What is your view on the arrival of solid-state batteries?

Anand Kabra: Solid-state batteries promise to deliver great specific energy and power density while posing significantly fewer safety and thermal stability concerns than liquid or gel-based lithium-ion batteries.

However, the use of such batteries at the moment is limited due to a major disadvantage.

The mass production and manufacturing of solid-state batteries are quite complex. Research regarding solid-state batteries is still in progress and the perfect material for the electrolyte with an ideal ionic conductivity is yet to be found.

While a commercially viable solid-state battery that can compete with traditional lithium-ion batteries is yet to be developed, we expect that this exciting new technology will be realized shortly.

While still in the minority of use, LFP batteries are expected to win the low to mid-priced EV market with sodium-ion batteries being the main competitor for LFP in low-priced EV models.

Solid-state batteries will remain focused on the high-priced EV models, while ternary batteries such as NMC/NCA will remain in the mid-to high-priced market.

We have next to no cell production in India currently for Lithium Batteries. How and when do you see that changing? What is the likely impact of this?

Anand Kabra: As is well known, the government announced a list of businesses that had been chosen to receive subsidies as part of a 181 billion rupee ($2.38 billion) plan to encourage the production of advanced battery cells. This is a component of an incentive scheme for businesses that establish or grow production facilities in India that was announced in 2020.

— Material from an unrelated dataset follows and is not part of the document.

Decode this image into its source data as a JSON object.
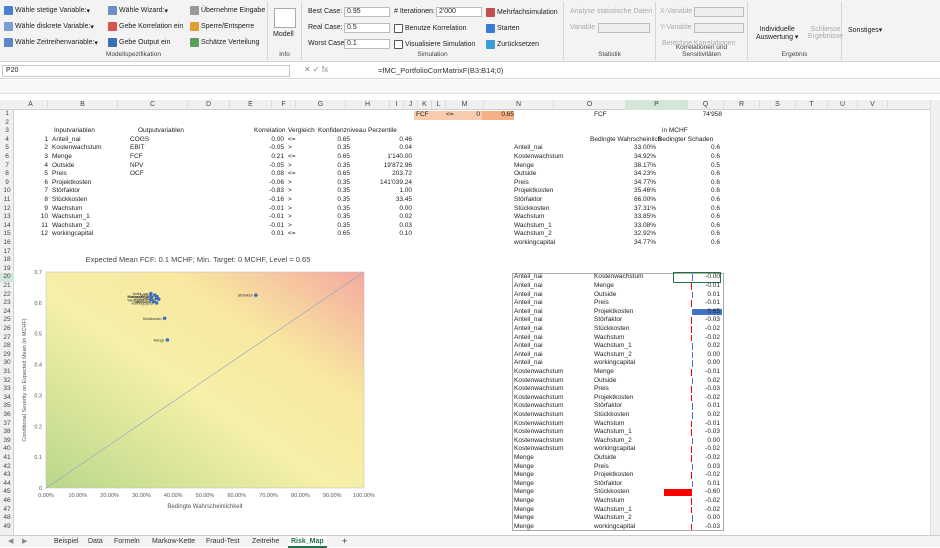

The selected PLI companies will have two years to put up their manufacturing facilities, according to the Ministry of Heavy Industries. It appears that cell will be available commercially by 2025.

However, there are a number of significant obstacles to local Li-ion battery production, Time is the first restriction. New battery chemistries are becoming more and more popular as battery technology continues to advance quickly. The related R&D is very technological.

The second significant issue is the lack of lithium metal, a key raw element used in the production of lithium-ion batteries. India now sources the majority of its lithium needs from China. By 2030, it is expected that there will be a significant increase in demand for these metals to meet the 135 GWh/year annual requirement of Vehicle batteries in India alone.

Thanks to the PLI scheme and cell production in India, the following key issues can be overcome, lowering hurdles to the adoption of electric transportation.

Currently, lithium-ion cells used in electric vehicles and other applications are supplied from China, Japan  and South Korea. There are a number of performance and cost problems with these cells. Many manufacturers ship low-grade cells to India in order to keep prices per cell at a specific level, which has negative effects on performance and safety.

The climate and driving conditions in India are also considerably different, which further hinders the performance of these cells. Even when we use low-grade cells that are not optimized for Indian terrain, we still wind up spending a significant amount due to other supplemental charges like shipping and customs.

The issue of transportation is another subject. These cells frequently experience electrolyte leakage as a result of sea transportation under uncontrolled storage conditions. Electrolyte leakage ultimately causes corrosion, boosts internal resistance, and raises safety issues.

How do you differentiate your offerings in the market? How do battery pack firms market themselves in the market today?

Anand Kabra: Battrixx-Future Energy, a Kolsite group firm, has been producing IOT-enabled lithium-ion batteries with cloud-based intelligent battery products and services.

It covers data analytics, Battery Management Systems, connected swapping stations, energy as a service, charging stations.

EV charging operators can manage and control assets more easily with Battrixx dynamic end-to-end EV Charging Management Solution. Customers, drivers, and charging stations interact through the Central Management System (CMS), a cloud-based operator portal with customized dashboards.

"Want to be featured here or have news to share? Write to info[at]saurenergy.com
      SUBSCRIBE NEWS LETTER
Scroll